The company announced April 5 that it’s going to provide one Axon Body 2 camera for each sworn police officer in the country for free, along with extras like mounts, video storage and training materials, for a year. Since Axon offers its video storage solution, evidence.com, on a subscription basis, that would suggest an easy pipeline of future client agencies.
According to the Axon website, more than 3,500 agencies, including entities like campus police, have bought its body cameras.
The company also announced its name change from Taser to Axon — or, on the Nasdaq listings, AAXN. That’s a departure from its flagship product, the stun guns that most people casually refer to by the company’s now former name.
In a press release, the company painted the move as a win for transparency and convenience.
"Cameras are the first of many steps toward a future where officers feel more confident and are freed from mundane report writing to focus more time on community policing," Axon Chief Executive Officer Rick Smith said in the statement. "Ask any officer about what prevents them from spending more time in the community, they'll tell you it's because they spend the majority of their shift filling out forms, often by hand.”
The offering coincides with the company’s recent moves to bolster its artificial intelligence (AI) offerings. In February, Axon announced that it was acquiring two machine learning startups and folding them into a new AI unit. Using their work, Axon hopes to train its systems to better recognize objects and sequences of events in the video officers upload each day around the country.
“In time, cameras combined with artificial intelligence will make [manual processes] automatic and effortless by creating video records to replace manual forms,” Smith said in the statement.

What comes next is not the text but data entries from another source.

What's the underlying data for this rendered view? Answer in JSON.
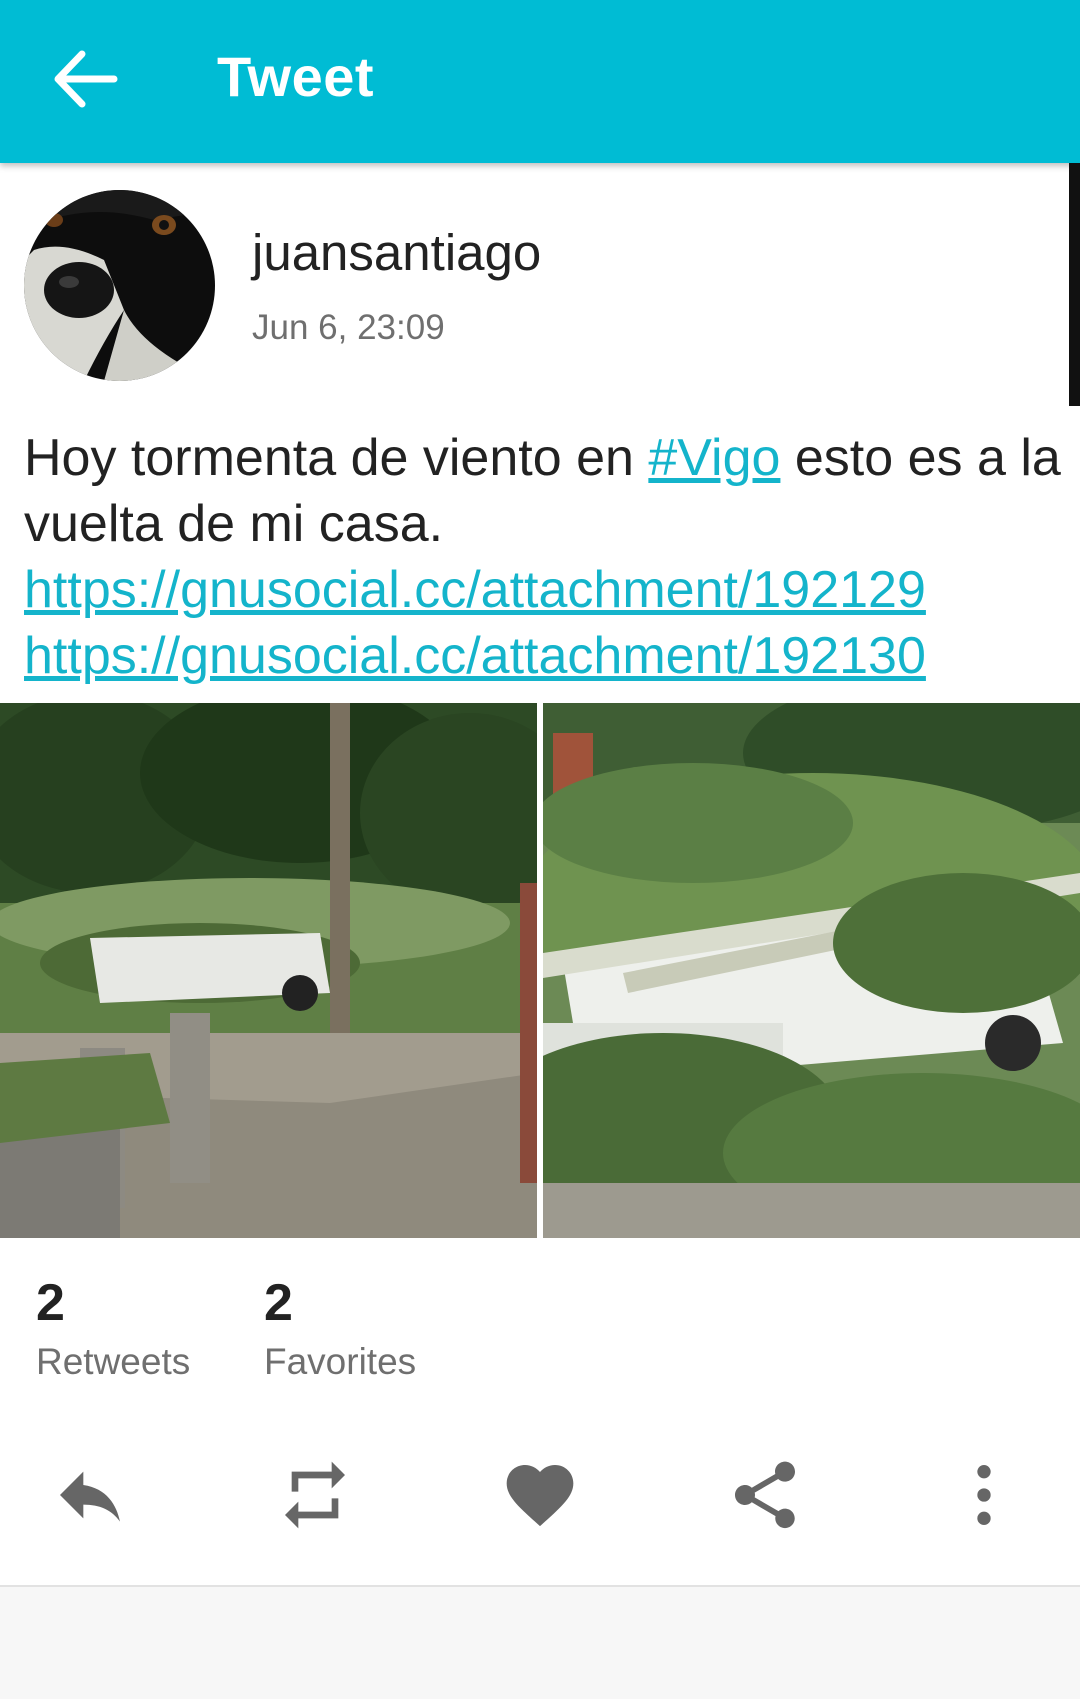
{
  "appbar": {
    "title": "Tweet",
    "back_icon": "arrow-left-icon",
    "background": "#00bcd4"
  },
  "tweet": {
    "username": "juansantiago",
    "timestamp": "Jun 6, 23:09",
    "text_part1": "Hoy tormenta de viento en ",
    "hashtag": "#Vigo",
    "text_part2": " esto es a la vuelta de mi casa.  ",
    "link1": "https://gnusocial.cc/attachment/192129",
    "link2": "https://gnusocial.cc/attachment/192130",
    "link_color": "#14b4cb"
  },
  "stats": {
    "retweets_count": "2",
    "retweets_label": "Retweets",
    "favorites_count": "2",
    "favorites_label": "Favorites"
  },
  "actions": [
    {
      "name": "reply",
      "icon": "reply-icon"
    },
    {
      "name": "retweet",
      "icon": "retweet-icon"
    },
    {
      "name": "favorite",
      "icon": "heart-icon"
    },
    {
      "name": "share",
      "icon": "share-icon"
    },
    {
      "name": "more",
      "icon": "more-vertical-icon"
    }
  ]
}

The American Civil Liberties Union has cautiously praised the advent of body cameras as a tool for increasing transparency of police actions, especially when it comes to the use of force and fatalities. Toward that end, the ACLU has called on law enforcement agencies to be prepared to quickly release certain kinds of video evidence.
At the same time, the group has expressed concern about the cameras becoming “yet another surveillance tool.”
According to Bloomberg, Smith expects some legal challenges to the company’s efforts to give away cameras and support for free. Axon has already seen lawsuits from one competitor, Vievu, over its actions during body camera buys in New York City and Phoenix.